Segment Start: RECORDS FOR THE EXERCISE
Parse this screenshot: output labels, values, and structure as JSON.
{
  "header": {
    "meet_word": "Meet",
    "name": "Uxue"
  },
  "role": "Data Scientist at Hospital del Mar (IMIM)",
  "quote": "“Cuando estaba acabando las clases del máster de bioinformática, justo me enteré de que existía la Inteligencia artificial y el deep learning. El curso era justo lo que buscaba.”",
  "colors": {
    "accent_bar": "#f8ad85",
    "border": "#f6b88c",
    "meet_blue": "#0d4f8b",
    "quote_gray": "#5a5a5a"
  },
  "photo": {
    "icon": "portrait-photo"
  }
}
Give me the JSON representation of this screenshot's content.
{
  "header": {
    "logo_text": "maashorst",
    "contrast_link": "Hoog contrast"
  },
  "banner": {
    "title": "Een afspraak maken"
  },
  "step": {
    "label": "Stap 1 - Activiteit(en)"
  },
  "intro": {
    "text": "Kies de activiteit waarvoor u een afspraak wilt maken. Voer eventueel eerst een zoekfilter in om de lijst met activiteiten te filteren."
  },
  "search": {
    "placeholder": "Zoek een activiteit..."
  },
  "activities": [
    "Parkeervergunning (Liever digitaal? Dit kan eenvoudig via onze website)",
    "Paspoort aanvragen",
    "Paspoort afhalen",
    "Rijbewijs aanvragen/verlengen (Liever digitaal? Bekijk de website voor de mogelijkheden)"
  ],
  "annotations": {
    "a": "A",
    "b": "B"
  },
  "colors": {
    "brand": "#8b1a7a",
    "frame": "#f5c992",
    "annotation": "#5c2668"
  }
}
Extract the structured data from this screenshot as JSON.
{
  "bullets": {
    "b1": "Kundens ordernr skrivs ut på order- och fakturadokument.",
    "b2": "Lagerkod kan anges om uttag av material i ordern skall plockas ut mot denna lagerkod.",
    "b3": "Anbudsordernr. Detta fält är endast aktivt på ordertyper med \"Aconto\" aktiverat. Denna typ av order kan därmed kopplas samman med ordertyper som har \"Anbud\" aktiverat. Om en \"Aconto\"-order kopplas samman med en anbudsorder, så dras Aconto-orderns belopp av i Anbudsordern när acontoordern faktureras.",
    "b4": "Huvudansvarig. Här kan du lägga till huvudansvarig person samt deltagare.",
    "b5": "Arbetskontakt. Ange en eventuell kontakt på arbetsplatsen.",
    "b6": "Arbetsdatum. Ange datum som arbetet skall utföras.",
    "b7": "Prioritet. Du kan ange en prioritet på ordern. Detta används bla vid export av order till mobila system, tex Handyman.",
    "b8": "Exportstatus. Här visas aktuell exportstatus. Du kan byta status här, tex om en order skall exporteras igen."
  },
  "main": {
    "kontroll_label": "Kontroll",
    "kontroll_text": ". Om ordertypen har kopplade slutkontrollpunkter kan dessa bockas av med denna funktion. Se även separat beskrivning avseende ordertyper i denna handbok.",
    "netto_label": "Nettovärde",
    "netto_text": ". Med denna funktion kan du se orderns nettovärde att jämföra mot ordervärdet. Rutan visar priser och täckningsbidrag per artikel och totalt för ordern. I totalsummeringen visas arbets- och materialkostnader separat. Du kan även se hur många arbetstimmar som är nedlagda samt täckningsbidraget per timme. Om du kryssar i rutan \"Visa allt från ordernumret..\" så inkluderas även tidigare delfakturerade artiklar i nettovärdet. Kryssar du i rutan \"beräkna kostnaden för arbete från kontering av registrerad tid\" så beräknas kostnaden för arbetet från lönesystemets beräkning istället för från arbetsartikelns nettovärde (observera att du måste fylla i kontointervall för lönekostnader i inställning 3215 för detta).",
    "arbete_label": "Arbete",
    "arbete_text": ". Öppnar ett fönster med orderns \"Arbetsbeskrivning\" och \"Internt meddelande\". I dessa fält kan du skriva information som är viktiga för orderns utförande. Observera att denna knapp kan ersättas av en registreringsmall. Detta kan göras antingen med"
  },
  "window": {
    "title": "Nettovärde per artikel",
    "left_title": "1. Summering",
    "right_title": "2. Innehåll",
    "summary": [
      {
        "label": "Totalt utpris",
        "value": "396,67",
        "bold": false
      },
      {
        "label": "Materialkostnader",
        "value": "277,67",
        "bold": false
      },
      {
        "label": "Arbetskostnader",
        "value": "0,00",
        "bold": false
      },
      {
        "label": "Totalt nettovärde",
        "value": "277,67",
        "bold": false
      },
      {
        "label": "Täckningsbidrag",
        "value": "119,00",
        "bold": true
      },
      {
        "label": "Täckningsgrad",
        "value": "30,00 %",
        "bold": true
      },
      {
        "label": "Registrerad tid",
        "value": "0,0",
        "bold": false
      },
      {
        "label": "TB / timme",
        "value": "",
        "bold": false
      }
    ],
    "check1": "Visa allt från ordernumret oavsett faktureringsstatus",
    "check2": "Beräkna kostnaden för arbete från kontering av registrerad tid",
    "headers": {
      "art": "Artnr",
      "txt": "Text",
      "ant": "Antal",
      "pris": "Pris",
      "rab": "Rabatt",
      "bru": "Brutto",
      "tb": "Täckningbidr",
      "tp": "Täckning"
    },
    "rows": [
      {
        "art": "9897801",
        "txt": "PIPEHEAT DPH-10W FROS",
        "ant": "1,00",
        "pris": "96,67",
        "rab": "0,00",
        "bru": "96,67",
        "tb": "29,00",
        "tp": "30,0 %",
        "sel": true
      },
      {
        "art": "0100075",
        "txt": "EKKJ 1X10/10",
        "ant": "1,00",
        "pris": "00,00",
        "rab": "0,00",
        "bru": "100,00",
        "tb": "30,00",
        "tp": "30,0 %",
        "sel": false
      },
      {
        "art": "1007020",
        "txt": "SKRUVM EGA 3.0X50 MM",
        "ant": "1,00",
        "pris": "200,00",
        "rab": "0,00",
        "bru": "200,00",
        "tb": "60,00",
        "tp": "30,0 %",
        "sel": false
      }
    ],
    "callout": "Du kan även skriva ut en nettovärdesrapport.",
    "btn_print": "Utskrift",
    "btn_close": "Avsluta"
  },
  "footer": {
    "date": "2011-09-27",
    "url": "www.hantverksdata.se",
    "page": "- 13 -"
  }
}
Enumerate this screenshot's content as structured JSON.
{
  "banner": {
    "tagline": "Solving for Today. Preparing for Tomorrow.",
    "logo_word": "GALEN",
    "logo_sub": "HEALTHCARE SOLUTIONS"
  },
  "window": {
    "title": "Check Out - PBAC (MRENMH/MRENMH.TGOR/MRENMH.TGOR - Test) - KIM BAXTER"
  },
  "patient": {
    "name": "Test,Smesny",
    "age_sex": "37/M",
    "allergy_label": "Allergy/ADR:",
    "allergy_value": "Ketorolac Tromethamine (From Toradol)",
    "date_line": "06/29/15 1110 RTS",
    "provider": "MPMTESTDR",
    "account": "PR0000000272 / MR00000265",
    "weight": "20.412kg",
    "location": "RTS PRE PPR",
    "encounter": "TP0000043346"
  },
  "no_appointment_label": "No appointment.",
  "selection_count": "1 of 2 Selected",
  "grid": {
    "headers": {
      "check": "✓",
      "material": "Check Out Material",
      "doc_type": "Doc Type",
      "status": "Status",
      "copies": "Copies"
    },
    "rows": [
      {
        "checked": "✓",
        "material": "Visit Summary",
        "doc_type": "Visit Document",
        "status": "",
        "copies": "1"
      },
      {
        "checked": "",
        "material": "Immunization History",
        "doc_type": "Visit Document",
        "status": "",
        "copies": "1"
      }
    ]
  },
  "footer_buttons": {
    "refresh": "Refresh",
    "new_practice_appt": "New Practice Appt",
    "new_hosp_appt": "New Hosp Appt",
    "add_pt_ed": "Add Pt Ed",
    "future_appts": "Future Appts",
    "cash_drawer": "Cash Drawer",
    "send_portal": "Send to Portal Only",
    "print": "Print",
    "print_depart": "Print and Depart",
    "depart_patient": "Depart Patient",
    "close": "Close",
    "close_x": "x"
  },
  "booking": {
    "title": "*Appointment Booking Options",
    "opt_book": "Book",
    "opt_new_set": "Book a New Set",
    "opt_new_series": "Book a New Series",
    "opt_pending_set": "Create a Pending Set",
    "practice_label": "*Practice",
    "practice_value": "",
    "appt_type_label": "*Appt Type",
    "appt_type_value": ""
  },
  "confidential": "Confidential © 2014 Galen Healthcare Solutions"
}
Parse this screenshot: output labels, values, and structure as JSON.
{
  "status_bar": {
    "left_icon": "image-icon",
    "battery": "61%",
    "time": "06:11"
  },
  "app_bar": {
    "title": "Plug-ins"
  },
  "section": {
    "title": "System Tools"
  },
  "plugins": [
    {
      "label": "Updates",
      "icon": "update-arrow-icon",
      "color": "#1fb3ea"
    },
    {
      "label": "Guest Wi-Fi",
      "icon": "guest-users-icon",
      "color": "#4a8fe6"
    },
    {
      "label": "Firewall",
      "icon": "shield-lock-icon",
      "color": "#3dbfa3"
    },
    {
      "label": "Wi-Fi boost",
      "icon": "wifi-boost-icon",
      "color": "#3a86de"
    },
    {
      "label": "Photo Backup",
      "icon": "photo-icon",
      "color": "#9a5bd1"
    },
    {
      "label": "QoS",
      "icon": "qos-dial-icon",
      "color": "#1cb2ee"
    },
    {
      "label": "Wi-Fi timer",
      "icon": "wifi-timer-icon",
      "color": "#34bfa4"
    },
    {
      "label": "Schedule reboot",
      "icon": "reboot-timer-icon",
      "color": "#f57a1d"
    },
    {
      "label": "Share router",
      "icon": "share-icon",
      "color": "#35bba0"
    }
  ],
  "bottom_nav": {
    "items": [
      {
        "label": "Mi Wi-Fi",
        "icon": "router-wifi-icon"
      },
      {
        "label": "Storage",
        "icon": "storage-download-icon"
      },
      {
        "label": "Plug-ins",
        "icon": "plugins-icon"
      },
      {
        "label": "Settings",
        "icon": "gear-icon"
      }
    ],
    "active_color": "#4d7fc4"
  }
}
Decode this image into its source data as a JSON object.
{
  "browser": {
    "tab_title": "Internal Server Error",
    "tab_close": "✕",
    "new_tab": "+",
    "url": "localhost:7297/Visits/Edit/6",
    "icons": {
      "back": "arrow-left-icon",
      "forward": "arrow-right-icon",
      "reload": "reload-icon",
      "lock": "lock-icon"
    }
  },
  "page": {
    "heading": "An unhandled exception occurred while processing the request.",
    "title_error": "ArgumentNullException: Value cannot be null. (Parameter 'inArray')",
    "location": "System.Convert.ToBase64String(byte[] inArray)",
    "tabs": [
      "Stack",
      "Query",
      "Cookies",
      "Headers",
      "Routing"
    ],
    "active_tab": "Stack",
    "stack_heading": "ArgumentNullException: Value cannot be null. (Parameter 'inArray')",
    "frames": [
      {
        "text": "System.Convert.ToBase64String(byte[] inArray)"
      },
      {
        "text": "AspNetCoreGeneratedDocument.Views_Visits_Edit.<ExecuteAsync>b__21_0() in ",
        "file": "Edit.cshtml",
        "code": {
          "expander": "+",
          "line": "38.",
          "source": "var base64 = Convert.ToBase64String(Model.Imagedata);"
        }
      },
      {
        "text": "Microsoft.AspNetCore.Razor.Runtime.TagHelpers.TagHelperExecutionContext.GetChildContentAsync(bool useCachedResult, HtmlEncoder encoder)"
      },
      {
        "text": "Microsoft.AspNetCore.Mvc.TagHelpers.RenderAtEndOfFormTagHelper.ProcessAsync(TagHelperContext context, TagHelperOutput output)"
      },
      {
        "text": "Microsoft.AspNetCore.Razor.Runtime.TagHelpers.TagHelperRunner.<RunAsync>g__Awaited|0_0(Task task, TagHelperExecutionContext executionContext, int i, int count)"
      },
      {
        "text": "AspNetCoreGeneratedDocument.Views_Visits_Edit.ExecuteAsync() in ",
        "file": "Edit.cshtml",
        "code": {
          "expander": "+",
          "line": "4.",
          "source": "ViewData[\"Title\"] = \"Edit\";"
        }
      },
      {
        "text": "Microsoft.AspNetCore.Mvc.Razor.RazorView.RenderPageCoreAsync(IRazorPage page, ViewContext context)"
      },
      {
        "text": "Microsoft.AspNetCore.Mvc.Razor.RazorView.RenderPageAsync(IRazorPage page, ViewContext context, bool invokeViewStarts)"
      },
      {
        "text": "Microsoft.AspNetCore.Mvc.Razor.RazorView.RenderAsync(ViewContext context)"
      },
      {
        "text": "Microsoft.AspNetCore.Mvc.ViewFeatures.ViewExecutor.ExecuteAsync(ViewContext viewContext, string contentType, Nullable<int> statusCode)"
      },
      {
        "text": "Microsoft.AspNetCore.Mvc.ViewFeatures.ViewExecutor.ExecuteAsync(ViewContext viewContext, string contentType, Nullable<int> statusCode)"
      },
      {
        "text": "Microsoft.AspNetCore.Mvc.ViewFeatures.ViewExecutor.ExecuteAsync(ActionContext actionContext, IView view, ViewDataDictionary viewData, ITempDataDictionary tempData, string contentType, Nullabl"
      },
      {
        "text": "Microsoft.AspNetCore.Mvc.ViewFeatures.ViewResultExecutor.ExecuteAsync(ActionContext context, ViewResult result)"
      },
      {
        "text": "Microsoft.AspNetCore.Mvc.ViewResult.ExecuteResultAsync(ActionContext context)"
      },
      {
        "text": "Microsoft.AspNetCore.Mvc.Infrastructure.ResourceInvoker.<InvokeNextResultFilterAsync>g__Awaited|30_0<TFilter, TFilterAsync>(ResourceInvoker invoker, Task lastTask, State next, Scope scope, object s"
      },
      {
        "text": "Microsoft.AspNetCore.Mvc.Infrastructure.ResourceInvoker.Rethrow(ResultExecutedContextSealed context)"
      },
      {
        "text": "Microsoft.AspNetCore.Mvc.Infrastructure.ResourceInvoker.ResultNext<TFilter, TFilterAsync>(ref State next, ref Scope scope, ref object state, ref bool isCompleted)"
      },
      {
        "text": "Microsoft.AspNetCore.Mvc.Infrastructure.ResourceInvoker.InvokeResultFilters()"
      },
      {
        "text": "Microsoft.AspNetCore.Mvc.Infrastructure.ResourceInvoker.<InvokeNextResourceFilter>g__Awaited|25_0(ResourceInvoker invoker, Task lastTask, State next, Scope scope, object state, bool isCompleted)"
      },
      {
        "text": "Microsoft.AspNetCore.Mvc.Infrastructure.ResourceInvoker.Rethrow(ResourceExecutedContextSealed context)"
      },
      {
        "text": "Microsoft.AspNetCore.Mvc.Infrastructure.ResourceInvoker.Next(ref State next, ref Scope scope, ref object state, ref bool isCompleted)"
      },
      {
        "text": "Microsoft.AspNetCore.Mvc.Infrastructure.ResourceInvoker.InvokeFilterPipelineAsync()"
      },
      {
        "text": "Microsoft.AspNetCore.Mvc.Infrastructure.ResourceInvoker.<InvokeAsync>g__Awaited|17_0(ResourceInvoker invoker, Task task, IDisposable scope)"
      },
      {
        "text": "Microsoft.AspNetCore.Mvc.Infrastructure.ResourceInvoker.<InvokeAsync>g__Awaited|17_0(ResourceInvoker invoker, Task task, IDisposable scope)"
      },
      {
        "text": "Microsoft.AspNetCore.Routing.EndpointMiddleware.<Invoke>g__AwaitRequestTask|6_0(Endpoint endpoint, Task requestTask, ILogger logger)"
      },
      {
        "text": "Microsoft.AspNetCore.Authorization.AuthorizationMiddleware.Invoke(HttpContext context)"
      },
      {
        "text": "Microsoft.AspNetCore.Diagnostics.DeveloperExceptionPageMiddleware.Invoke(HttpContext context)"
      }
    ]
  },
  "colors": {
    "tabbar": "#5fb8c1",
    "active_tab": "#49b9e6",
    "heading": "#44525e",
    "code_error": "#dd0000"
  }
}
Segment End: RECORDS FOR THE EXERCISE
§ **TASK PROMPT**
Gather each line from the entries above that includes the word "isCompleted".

§ **EXERCISE OUTPUT**
        "text": "Microsoft.AspNetCore.Mvc.Infrastructure.ResourceInvoker.ResultNext<TFilter, TFilterAsync>(ref State next, ref Scope scope, ref object state, ref bool isCompleted)"
        "text": "Microsoft.AspNetCore.Mvc.Infrastructure.ResourceInvoker.<InvokeNextResourceFilter>g__Awaited|25_0(ResourceInvoker invoker, Task lastTask, State next, Scope scope, object state, bool isCompleted)"
        "text": "Microsoft.AspNetCore.Mvc.Infrastructure.ResourceInvoker.Next(ref State next, ref Scope scope, ref object state, ref bool isCompleted)"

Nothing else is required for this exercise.